- acted churlishly.
- Olga gave her packed lunch to the homeless. Olga…
- is an altruist.
- acted altruistically.
- Susanna did an additional experiment to confirm her results. Susanna…
- is a professional.
- acted professionally.
- Andrew was doing nothing for the whole day. Andrew…
- is lazy.
- acted lazily.
- Anita didn’t allow her daughter to meet her friends. Anita…
- is a despot.
- is despotic.
- Karol solved all of the math problems, setting a new record. Karol…
- is a genius.
- is ingenious.
- Magda had no doubts about the success of her business. Magda …
- is an optimist.
- is optimistic.
- Thomas prepared a candlelight dinner for his fiancée. Thomas….
- is a romantic.
- is romantic.
- Jacob did not believe that foreign investors would accept his company’s project. Jacob
- is a skeptic.
- is skeptical.
You may have noticed a pattern here. In each scenario, you have the choice of describing a person with a noun (Jacob is a skeptic) or an adjective (Jacob is skeptical). And while a good editor would probably ask for nouns (active voice is king), both versions are technically correct. But here’s the rub—a conservative will select the noun almost every time, while a liberal (or “one who votes liberally”, right?) will prefer the adjective.
When researchers discovered this quirk in a 2016 study of Polish and Arabic college students, they followed up by analyzing political speeches in the United States. Guess what? Republican presidents used a higher proportion of nouns than Democratic presidents, too.
So what is it about nouns that social conservatives find so compelling? Well, prior research has shown that social conservatism around the world is associated with “the need to maintain certainty, structure, and closure,” as the authors of one 2012 study put it. Indeed, studies suggest that liberals favor foreign films, travel, and other activities that reflect novelty and diversity, while conservatives prefer conventional, orderly hobbies, such as watching TV. Conservatives love nouns because they place people into neat little boxes. Karol is a genius. We have no doubts.
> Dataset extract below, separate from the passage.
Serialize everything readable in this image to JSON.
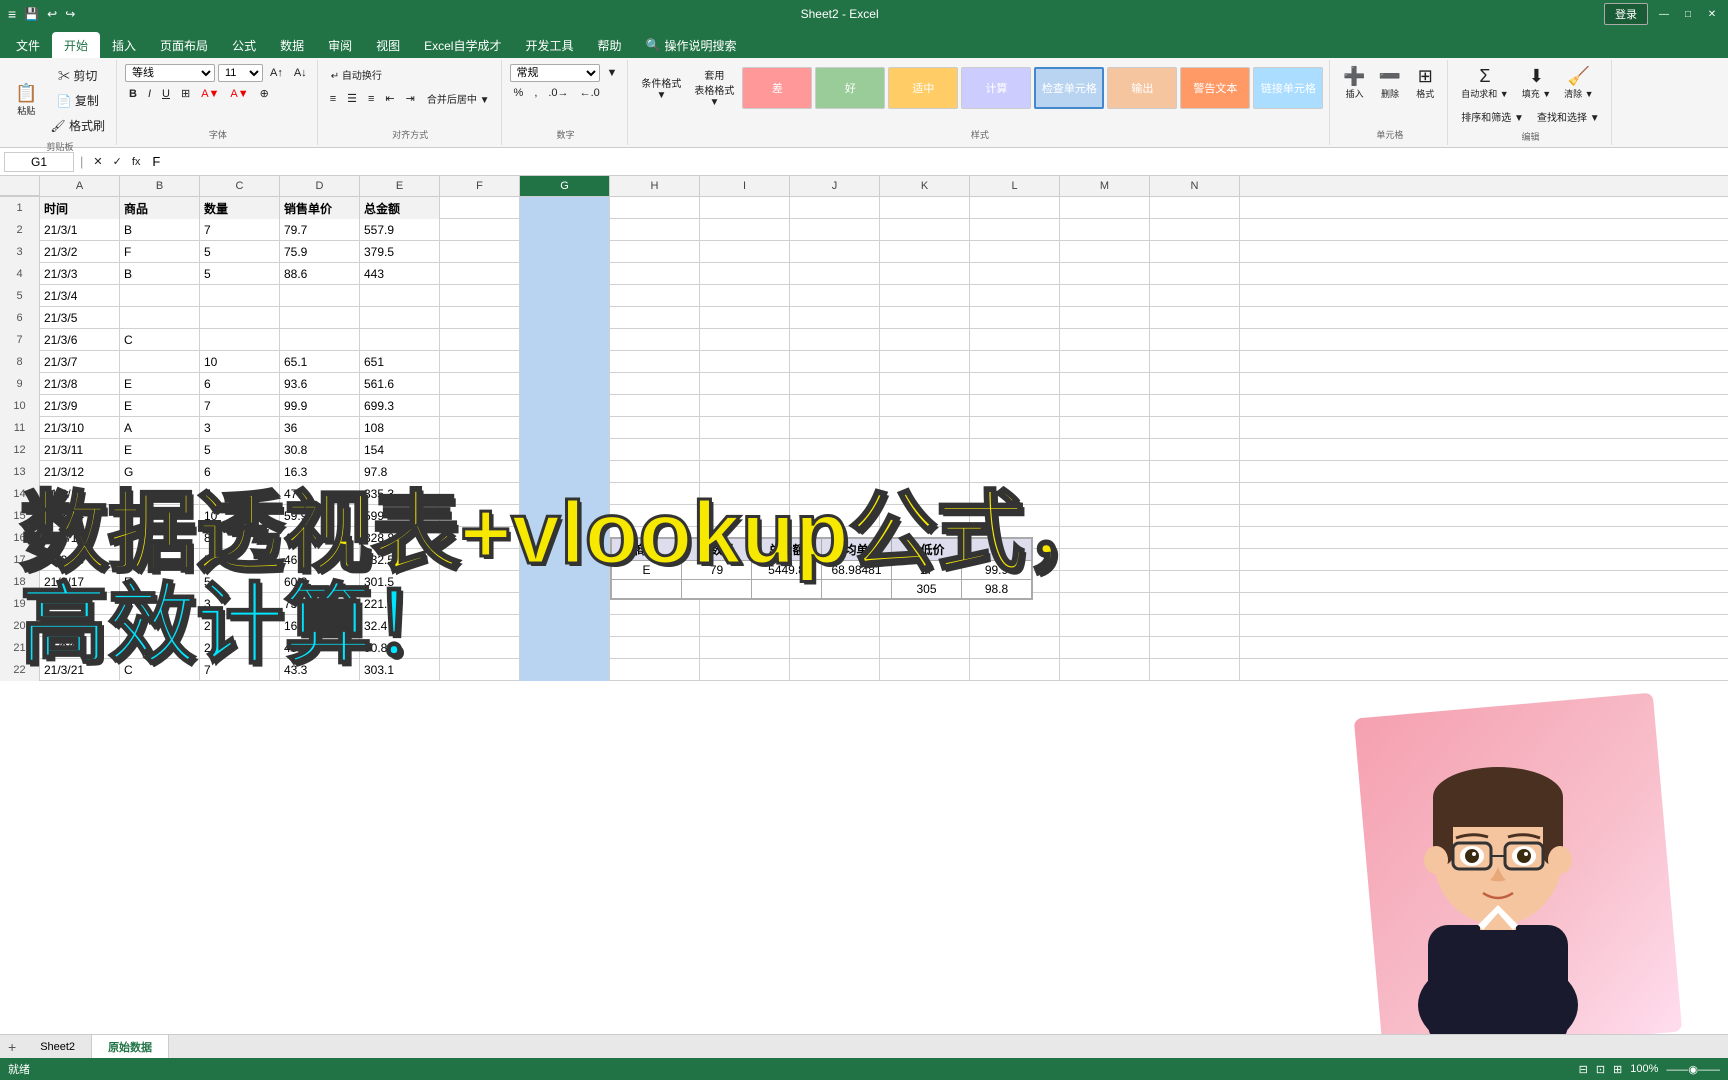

When it comes to Karol, we have certainty, structure, and closure.
Interestingly, noun preference doesn’t just predict political ideology (or active voice), it also predicts bias. Calling a member of a certain race by a noun (“a Jew” or “a black”) is often considered offensive, while using adjectives (“Jewish” or “black”) traditionally ruffles fewer feathers. That may be because identifying a person as a noun “facilitates stereotypical and essentialist inferences about the traits and behaviors of another person.” As long as Andrew acted lazily he still has his own identity. We cannot put him in a box with all lazy people, or project our biases against the lazy onto him. He is more than his laziness. But once Andrew is lazy, we can categorize him with confidence, and infer that he shares all the traits of lazy people.
Now there’s nothing wrong with being a conservative per se, and these studies do not suggest that conservatives are more likely to stereotype than liberals. Indeed, the data suggests that white Democrats are only slightly less racist than white Republicans. But it does drive home the point that speech often betrays our subtle biases, and that we can fix this. Because whether you’re a conservative or a liberal, you probably don’t want your children to put people into boxes and assume that all blacks, Jews, heroes, and geniuses are the same. Perhaps the first step toward teaching tolerance is teaching your kids to speak with a little nuance—and fewer nouns.